[Problem to work on]
Restate each of the lines given below, word for word.
[Start of section]
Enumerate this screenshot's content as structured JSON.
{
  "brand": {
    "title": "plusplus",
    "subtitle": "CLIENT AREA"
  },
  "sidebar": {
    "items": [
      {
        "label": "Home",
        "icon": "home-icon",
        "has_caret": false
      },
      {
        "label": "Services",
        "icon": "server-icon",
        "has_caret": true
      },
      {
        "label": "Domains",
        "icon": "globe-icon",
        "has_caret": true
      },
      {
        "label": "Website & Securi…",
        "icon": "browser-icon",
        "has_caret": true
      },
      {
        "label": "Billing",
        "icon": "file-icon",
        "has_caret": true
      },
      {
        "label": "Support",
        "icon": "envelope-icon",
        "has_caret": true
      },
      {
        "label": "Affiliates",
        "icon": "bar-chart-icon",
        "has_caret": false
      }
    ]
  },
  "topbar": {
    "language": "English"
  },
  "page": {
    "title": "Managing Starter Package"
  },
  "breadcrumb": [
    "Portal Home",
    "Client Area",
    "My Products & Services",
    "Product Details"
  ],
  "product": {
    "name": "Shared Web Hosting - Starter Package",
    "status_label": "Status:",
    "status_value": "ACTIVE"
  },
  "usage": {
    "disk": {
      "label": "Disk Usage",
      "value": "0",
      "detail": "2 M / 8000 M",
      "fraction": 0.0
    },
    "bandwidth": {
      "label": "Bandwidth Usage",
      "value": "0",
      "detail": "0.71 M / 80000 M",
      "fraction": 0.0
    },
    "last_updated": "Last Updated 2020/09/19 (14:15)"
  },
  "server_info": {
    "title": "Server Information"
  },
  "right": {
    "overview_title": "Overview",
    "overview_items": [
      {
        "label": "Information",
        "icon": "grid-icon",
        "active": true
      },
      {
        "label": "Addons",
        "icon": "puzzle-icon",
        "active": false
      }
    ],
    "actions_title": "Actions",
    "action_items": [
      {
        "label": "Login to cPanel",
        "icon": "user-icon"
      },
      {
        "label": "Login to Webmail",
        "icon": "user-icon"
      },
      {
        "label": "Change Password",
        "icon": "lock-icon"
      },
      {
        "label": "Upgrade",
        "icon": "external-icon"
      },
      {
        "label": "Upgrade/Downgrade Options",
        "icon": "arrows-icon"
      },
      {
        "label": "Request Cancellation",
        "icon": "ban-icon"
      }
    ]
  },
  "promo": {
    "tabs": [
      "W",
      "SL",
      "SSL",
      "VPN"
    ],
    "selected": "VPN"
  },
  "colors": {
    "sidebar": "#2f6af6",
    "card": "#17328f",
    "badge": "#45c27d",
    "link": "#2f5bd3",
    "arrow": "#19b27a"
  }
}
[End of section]
[Output]
Enumerate this screenshot's content as structured JSON.
{
  "brand": {
    "title": "plusplus",
    "subtitle": "CLIENT AREA"
  },
  "sidebar": {
    "items": [
      {
        "label": "Home",
        "icon": "home-icon",
        "has_caret": false
      },
      {
        "label": "Services",
        "icon": "server-icon",
        "has_caret": true
      },
      {
        "label": "Domains",
        "icon": "globe-icon",
        "has_caret": true
      },
      {
        "label": "Website & Securi…",
        "icon": "browser-icon",
        "has_caret": true
      },
      {
        "label": "Billing",
        "icon": "file-icon",
        "has_caret": true
      },
      {
        "label": "Support",
        "icon": "envelope-icon",
        "has_caret": true
      },
      {
        "label": "Affiliates",
        "icon": "bar-chart-icon",
        "has_caret": false
      }
    ]
  },
  "topbar": {
    "language": "English"
  },
  "page": {
    "title": "Managing Starter Package"
  },
  "breadcrumb": [
    "Portal Home",
    "Client Area",
    "My Products & Services",
    "Product Details"
  ],
  "product": {
    "name": "Shared Web Hosting - Starter Package",
    "status_label": "Status:",
    "status_value": "ACTIVE"
  },
  "usage": {
    "disk": {
      "label": "Disk Usage",
      "value": "0",
      "detail": "2 M / 8000 M",
      "fraction": 0.0
    },
    "bandwidth": {
      "label": "Bandwidth Usage",
      "value": "0",
      "detail": "0.71 M / 80000 M",
      "fraction": 0.0
    },
    "last_updated": "Last Updated 2020/09/19 (14:15)"
  },
  "server_info": {
    "title": "Server Information"
  },
  "right": {
    "overview_title": "Overview",
    "overview_items": [
      {
        "label": "Information",
        "icon": "grid-icon",
        "active": true
      },
      {
        "label": "Addons",
        "icon": "puzzle-icon",
        "active": false
      }
    ],
    "actions_title": "Actions",
    "action_items": [
      {
        "label": "Login to cPanel",
        "icon": "user-icon"
      },
      {
        "label": "Login to Webmail",
        "icon": "user-icon"
      },
      {
        "label": "Change Password",
        "icon": "lock-icon"
      },
      {
        "label": "Upgrade",
        "icon": "external-icon"
      },
      {
        "label": "Upgrade/Downgrade Options",
        "icon": "arrows-icon"
      },
      {
        "label": "Request Cancellation",
        "icon": "ban-icon"
      }
    ]
  },
  "promo": {
    "tabs": [
      "W",
      "SL",
      "SSL",
      "VPN"
    ],
    "selected": "VPN"
  },
  "colors": {
    "sidebar": "#2f6af6",
    "card": "#17328f",
    "badge": "#45c27d",
    "link": "#2f5bd3",
    "arrow": "#19b27a"
  }
}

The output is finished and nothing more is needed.